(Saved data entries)
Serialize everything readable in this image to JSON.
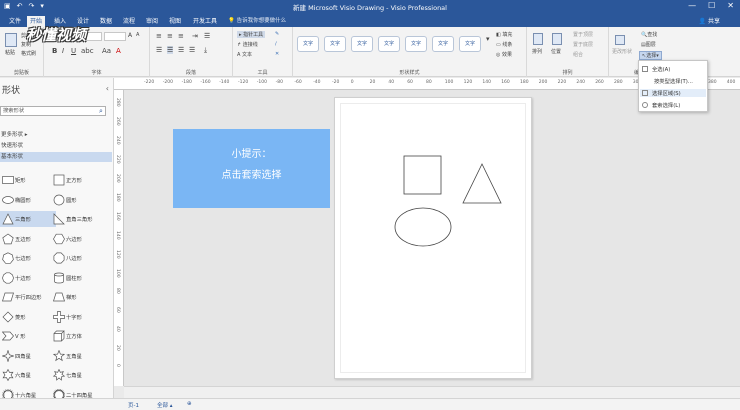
{
  "window": {
    "title": "新建 Microsoft Visio Drawing - Visio Professional",
    "controls": [
      "—",
      "☐",
      "✕"
    ]
  },
  "tabs": [
    "文件",
    "开始",
    "插入",
    "设计",
    "数据",
    "流程",
    "审阅",
    "视图",
    "开发工具"
  ],
  "active_tab": "开始",
  "tell_me": "告诉我你想要做什么",
  "share": "共享",
  "watermark": "秒懂视频",
  "ribbon": {
    "groups": {
      "clipboard": "剪贴板",
      "font": "字体",
      "paragraph": "段落",
      "tools": "工具",
      "shape_styles": "形状样式",
      "arrange": "排列",
      "editing": "编辑"
    },
    "clipboard": {
      "paste": "粘贴",
      "cut": "剪切",
      "copy": "复制",
      "format_painter": "格式刷"
    },
    "tools": {
      "pointer": "指针工具",
      "connector": "连接线",
      "text": "文本"
    },
    "style_label": "文字",
    "shape_fmt": {
      "fill": "填充",
      "line": "线条",
      "effects": "效果"
    },
    "arrange": {
      "align": "排列",
      "position": "位置",
      "group": "组合",
      "bring_forward": "置于顶层",
      "send_backward": "置于底层"
    },
    "edit": {
      "find": "查找",
      "layers": "图层",
      "select": "选择",
      "change_shape": "更改形状"
    }
  },
  "select_menu": {
    "items": [
      "全选(A)",
      "按类型选择(T)...",
      "选择区域(S)",
      "套索选择(L)"
    ],
    "highlighted": 2
  },
  "shapes_panel": {
    "title": "形状",
    "search_placeholder": "搜索形状",
    "categories": [
      "更多形状",
      "快速形状",
      "基本形状"
    ],
    "selected_category": "基本形状",
    "items": [
      [
        "矩形",
        "正方形"
      ],
      [
        "椭圆形",
        "圆形"
      ],
      [
        "三角形",
        "直角三角形"
      ],
      [
        "五边形",
        "六边形"
      ],
      [
        "七边形",
        "八边形"
      ],
      [
        "十边形",
        "圆柱形"
      ],
      [
        "平行四边形",
        "梯形"
      ],
      [
        "菱形",
        "十字形"
      ],
      [
        "V 形",
        "立方体"
      ],
      [
        "四角星",
        "五角星"
      ],
      [
        "六角星",
        "七角星"
      ],
      [
        "十六角星",
        "二十四角星"
      ]
    ],
    "selected_item": "三角形"
  },
  "hruler_ticks": [
    "-220",
    "-200",
    "-180",
    "-160",
    "-140",
    "-120",
    "-100",
    "-80",
    "-60",
    "-40",
    "-20",
    "0",
    "20",
    "40",
    "60",
    "80",
    "100",
    "120",
    "140",
    "160",
    "180",
    "200",
    "220",
    "240",
    "260",
    "280",
    "300",
    "320",
    "340",
    "360",
    "380",
    "400"
  ],
  "vruler_ticks": [
    "280",
    "260",
    "240",
    "220",
    "200",
    "180",
    "160",
    "140",
    "120",
    "100",
    "80",
    "60",
    "40",
    "20",
    "0"
  ],
  "hint": {
    "line1": "小提示：",
    "line2": "点击套索选择"
  },
  "status": {
    "page": "页-1",
    "all": "全部 ▴",
    "add": "⊕"
  }
}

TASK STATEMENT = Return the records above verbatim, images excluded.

YOUR SOLUTION =
Serialize everything readable in this image to JSON.
{
  "window": {
    "title": "新建 Microsoft Visio Drawing - Visio Professional",
    "controls": [
      "—",
      "☐",
      "✕"
    ]
  },
  "tabs": [
    "文件",
    "开始",
    "插入",
    "设计",
    "数据",
    "流程",
    "审阅",
    "视图",
    "开发工具"
  ],
  "active_tab": "开始",
  "tell_me": "告诉我你想要做什么",
  "share": "共享",
  "watermark": "秒懂视频",
  "ribbon": {
    "groups": {
      "clipboard": "剪贴板",
      "font": "字体",
      "paragraph": "段落",
      "tools": "工具",
      "shape_styles": "形状样式",
      "arrange": "排列",
      "editing": "编辑"
    },
    "clipboard": {
      "paste": "粘贴",
      "cut": "剪切",
      "copy": "复制",
      "format_painter": "格式刷"
    },
    "tools": {
      "pointer": "指针工具",
      "connector": "连接线",
      "text": "文本"
    },
    "style_label": "文字",
    "shape_fmt": {
      "fill": "填充",
      "line": "线条",
      "effects": "效果"
    },
    "arrange": {
      "align": "排列",
      "position": "位置",
      "group": "组合",
      "bring_forward": "置于顶层",
      "send_backward": "置于底层"
    },
    "edit": {
      "find": "查找",
      "layers": "图层",
      "select": "选择",
      "change_shape": "更改形状"
    }
  },
  "select_menu": {
    "items": [
      "全选(A)",
      "按类型选择(T)...",
      "选择区域(S)",
      "套索选择(L)"
    ],
    "highlighted": 2
  },
  "shapes_panel": {
    "title": "形状",
    "search_placeholder": "搜索形状",
    "categories": [
      "更多形状",
      "快速形状",
      "基本形状"
    ],
    "selected_category": "基本形状",
    "items": [
      [
        "矩形",
        "正方形"
      ],
      [
        "椭圆形",
        "圆形"
      ],
      [
        "三角形",
        "直角三角形"
      ],
      [
        "五边形",
        "六边形"
      ],
      [
        "七边形",
        "八边形"
      ],
      [
        "十边形",
        "圆柱形"
      ],
      [
        "平行四边形",
        "梯形"
      ],
      [
        "菱形",
        "十字形"
      ],
      [
        "V 形",
        "立方体"
      ],
      [
        "四角星",
        "五角星"
      ],
      [
        "六角星",
        "七角星"
      ],
      [
        "十六角星",
        "二十四角星"
      ]
    ],
    "selected_item": "三角形"
  },
  "hruler_ticks": [
    "-220",
    "-200",
    "-180",
    "-160",
    "-140",
    "-120",
    "-100",
    "-80",
    "-60",
    "-40",
    "-20",
    "0",
    "20",
    "40",
    "60",
    "80",
    "100",
    "120",
    "140",
    "160",
    "180",
    "200",
    "220",
    "240",
    "260",
    "280",
    "300",
    "320",
    "340",
    "360",
    "380",
    "400"
  ],
  "vruler_ticks": [
    "280",
    "260",
    "240",
    "220",
    "200",
    "180",
    "160",
    "140",
    "120",
    "100",
    "80",
    "60",
    "40",
    "20",
    "0"
  ],
  "hint": {
    "line1": "小提示：",
    "line2": "点击套索选择"
  },
  "status": {
    "page": "页-1",
    "all": "全部 ▴",
    "add": "⊕"
  }
}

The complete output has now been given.